Each line below that includes the word "Sale" is to be reported.

----

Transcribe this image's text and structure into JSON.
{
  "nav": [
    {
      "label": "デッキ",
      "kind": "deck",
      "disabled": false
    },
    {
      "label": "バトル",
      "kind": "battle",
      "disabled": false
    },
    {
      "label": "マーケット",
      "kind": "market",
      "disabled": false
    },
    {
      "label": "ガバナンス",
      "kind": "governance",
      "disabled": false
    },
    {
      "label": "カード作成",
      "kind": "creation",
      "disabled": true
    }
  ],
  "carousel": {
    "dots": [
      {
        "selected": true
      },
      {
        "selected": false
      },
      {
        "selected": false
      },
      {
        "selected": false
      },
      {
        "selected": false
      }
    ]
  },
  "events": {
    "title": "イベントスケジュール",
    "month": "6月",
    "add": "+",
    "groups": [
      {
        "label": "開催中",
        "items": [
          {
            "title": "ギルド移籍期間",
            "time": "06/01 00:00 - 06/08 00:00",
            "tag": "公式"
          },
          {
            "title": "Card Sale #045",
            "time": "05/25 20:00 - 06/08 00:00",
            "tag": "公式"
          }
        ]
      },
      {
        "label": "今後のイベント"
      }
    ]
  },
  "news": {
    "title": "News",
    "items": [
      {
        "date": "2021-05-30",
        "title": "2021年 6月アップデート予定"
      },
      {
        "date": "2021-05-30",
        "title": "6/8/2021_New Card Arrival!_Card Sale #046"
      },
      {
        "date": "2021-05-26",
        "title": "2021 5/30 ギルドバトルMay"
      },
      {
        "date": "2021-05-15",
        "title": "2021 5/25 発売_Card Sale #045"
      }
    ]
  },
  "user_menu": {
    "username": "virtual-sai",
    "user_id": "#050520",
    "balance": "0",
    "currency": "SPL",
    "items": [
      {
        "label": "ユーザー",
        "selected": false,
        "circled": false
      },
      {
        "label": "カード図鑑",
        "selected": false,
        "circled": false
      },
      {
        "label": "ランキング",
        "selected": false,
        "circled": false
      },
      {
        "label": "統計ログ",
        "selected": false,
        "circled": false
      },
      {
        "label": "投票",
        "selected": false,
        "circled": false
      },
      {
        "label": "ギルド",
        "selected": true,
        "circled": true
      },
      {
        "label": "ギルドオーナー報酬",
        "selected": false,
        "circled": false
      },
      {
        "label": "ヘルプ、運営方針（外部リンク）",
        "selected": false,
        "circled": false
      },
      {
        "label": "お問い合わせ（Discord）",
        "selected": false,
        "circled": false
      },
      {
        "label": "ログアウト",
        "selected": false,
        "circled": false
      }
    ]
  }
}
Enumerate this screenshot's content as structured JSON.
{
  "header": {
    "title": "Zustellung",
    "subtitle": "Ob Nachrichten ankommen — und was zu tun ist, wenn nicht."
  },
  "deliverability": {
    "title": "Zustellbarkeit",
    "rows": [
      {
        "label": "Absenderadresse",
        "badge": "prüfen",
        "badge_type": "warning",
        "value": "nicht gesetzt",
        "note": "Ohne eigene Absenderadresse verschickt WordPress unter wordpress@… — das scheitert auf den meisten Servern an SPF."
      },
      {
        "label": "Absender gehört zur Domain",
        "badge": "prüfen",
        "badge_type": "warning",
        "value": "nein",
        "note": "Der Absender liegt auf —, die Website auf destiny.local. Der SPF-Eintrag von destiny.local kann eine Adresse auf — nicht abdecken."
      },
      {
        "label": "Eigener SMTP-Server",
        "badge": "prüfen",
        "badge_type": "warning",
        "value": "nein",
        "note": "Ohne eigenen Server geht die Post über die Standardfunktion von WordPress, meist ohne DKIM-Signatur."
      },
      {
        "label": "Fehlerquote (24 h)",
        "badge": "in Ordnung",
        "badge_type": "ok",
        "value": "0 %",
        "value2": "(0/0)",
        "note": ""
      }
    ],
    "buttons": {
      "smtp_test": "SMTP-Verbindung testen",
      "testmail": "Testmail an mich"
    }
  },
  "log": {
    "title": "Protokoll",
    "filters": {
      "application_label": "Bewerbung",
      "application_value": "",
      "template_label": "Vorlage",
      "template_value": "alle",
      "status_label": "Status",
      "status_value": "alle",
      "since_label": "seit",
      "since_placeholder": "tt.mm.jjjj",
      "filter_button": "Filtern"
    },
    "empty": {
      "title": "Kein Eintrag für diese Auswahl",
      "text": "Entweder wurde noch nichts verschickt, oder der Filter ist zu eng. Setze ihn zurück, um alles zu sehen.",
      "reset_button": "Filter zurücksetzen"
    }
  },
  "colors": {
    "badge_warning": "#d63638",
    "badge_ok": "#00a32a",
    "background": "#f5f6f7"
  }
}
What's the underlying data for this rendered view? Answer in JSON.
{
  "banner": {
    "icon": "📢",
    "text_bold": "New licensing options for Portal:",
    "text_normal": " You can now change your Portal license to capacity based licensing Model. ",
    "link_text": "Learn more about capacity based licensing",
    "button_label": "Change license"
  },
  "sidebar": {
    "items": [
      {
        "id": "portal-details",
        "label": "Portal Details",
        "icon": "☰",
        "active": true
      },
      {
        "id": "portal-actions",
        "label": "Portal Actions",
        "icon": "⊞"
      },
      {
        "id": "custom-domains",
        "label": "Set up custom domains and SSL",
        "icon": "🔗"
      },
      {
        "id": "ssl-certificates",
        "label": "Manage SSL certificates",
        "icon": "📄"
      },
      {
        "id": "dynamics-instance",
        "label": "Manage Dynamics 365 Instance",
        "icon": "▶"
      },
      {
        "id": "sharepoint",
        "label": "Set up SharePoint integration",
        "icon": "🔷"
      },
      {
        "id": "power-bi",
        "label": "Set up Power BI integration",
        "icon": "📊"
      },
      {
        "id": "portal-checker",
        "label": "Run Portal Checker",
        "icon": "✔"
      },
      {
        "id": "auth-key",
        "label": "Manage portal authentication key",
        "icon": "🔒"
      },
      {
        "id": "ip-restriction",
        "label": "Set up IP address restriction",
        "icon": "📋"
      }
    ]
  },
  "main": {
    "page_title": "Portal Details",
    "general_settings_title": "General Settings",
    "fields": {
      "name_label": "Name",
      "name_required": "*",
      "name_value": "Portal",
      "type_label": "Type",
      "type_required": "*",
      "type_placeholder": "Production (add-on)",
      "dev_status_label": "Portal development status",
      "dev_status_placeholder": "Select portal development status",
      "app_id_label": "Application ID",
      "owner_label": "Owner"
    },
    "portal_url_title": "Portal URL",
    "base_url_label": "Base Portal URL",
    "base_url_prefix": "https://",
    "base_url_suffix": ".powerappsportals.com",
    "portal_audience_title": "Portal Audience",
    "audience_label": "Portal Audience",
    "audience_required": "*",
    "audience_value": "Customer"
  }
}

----

Solved problem:
            "title": "Card Sale #045",
        "title": "6/8/2021_New Card Arrival!_Card Sale #046"
        "title": "2021 5/25 発売_Card Sale #045"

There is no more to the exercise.